(Saved entries)
--- START ---

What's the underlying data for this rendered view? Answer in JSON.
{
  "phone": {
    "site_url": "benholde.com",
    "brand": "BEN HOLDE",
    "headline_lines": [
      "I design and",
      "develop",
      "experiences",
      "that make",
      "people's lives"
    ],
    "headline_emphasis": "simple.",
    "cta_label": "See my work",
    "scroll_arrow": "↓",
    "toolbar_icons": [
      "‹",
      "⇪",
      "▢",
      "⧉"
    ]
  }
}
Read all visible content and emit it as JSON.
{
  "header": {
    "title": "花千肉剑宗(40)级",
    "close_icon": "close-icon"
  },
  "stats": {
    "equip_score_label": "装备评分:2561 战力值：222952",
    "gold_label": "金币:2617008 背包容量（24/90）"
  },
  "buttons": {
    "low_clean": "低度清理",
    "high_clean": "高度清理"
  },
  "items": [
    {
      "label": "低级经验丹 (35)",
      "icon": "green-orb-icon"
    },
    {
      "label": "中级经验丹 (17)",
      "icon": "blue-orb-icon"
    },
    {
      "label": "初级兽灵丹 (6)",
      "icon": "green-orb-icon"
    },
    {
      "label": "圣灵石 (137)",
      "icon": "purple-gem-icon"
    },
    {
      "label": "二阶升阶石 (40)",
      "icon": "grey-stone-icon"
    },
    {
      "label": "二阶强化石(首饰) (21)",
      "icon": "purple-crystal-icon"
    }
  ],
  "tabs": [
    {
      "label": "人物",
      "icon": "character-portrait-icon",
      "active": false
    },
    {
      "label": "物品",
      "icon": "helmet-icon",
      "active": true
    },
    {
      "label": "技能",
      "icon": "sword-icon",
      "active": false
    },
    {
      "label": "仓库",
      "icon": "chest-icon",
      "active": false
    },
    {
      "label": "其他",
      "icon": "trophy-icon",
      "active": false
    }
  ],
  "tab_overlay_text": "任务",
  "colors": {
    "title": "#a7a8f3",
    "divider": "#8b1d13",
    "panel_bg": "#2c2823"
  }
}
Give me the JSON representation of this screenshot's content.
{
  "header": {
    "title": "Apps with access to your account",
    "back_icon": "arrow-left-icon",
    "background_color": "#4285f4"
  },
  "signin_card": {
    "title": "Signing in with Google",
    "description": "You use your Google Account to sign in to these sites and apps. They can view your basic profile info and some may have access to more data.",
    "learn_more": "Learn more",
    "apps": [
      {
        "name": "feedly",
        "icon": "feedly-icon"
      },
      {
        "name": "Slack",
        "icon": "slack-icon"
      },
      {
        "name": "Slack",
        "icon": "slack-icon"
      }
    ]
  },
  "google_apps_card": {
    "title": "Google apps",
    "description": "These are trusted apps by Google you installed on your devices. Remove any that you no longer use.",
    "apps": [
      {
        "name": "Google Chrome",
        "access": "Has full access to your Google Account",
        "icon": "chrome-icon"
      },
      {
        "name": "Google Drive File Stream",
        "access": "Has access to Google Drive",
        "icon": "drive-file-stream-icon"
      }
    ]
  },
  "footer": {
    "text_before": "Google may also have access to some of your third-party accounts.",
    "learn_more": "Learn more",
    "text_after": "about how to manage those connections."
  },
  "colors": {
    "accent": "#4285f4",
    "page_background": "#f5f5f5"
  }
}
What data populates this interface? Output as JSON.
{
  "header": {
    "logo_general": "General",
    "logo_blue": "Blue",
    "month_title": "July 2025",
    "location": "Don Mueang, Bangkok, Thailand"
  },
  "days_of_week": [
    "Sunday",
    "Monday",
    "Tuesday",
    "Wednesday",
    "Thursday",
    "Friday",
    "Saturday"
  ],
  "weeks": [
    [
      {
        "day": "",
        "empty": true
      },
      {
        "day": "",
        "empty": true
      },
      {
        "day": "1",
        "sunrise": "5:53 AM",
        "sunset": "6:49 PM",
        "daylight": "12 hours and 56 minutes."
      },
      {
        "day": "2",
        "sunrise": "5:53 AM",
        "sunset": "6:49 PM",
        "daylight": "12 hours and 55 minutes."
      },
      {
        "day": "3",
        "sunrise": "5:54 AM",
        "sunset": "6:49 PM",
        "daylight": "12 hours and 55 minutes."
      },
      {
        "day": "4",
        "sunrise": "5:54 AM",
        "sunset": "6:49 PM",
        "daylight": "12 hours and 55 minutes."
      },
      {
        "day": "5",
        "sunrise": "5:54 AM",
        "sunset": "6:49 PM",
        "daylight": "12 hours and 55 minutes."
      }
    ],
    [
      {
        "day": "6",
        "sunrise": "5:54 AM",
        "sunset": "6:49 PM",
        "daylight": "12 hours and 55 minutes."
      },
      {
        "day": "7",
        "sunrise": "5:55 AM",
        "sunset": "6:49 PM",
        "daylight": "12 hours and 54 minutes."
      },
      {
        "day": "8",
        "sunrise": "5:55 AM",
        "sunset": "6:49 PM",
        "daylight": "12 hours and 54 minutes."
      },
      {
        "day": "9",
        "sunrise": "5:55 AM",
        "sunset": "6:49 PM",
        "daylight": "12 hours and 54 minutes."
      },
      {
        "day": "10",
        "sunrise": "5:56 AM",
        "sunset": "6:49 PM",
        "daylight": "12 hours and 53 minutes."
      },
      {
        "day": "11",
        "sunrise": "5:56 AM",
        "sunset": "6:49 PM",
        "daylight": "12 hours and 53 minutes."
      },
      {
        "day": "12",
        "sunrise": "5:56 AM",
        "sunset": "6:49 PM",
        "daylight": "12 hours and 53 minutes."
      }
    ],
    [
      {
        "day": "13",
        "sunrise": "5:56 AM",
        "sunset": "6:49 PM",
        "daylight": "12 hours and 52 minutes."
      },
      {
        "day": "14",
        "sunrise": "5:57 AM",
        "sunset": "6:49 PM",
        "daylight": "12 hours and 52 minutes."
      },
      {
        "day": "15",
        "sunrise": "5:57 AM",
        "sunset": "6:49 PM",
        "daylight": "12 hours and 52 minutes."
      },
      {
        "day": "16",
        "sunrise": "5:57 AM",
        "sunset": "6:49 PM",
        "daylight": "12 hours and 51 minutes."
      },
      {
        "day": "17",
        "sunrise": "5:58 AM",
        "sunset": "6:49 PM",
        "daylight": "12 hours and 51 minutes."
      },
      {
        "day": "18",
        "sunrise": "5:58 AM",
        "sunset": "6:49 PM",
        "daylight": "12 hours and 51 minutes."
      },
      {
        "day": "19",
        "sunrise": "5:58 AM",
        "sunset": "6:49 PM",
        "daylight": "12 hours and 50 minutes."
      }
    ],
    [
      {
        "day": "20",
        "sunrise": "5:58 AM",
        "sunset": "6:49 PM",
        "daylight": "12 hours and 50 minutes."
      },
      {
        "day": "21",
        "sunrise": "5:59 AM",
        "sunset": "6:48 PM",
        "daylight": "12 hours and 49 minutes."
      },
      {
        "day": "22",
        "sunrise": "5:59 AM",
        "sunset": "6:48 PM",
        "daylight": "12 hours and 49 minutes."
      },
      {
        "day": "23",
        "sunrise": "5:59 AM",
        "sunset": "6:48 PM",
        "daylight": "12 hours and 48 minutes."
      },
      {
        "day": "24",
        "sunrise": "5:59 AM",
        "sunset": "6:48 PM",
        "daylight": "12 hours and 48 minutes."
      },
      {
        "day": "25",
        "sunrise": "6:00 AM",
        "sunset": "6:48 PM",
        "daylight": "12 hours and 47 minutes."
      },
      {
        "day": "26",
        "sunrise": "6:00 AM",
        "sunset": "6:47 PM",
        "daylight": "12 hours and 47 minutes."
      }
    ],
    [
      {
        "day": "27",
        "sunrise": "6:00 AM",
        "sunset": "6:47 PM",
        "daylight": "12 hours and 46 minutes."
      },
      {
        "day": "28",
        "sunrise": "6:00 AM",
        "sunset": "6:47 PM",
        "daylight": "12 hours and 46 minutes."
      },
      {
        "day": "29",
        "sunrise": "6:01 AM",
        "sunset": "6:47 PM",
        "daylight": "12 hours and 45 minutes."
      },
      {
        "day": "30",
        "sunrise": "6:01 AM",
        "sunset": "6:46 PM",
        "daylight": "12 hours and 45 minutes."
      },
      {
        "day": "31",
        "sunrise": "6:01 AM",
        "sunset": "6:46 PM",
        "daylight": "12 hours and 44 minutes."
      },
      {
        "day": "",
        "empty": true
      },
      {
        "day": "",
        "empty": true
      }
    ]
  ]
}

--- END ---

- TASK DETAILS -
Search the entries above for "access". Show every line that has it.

- OUTPUT OF THE EXERCISE -
    "title": "Apps with access to your account",
    "description": "You use your Google Account to sign in to these sites and apps. They can view your basic profile info and some may have access to more data.",
        "access": "Has full access to your Google Account",
        "access": "Has access to Google Drive",
    "text_before": "Google may also have access to some of your third-party accounts.",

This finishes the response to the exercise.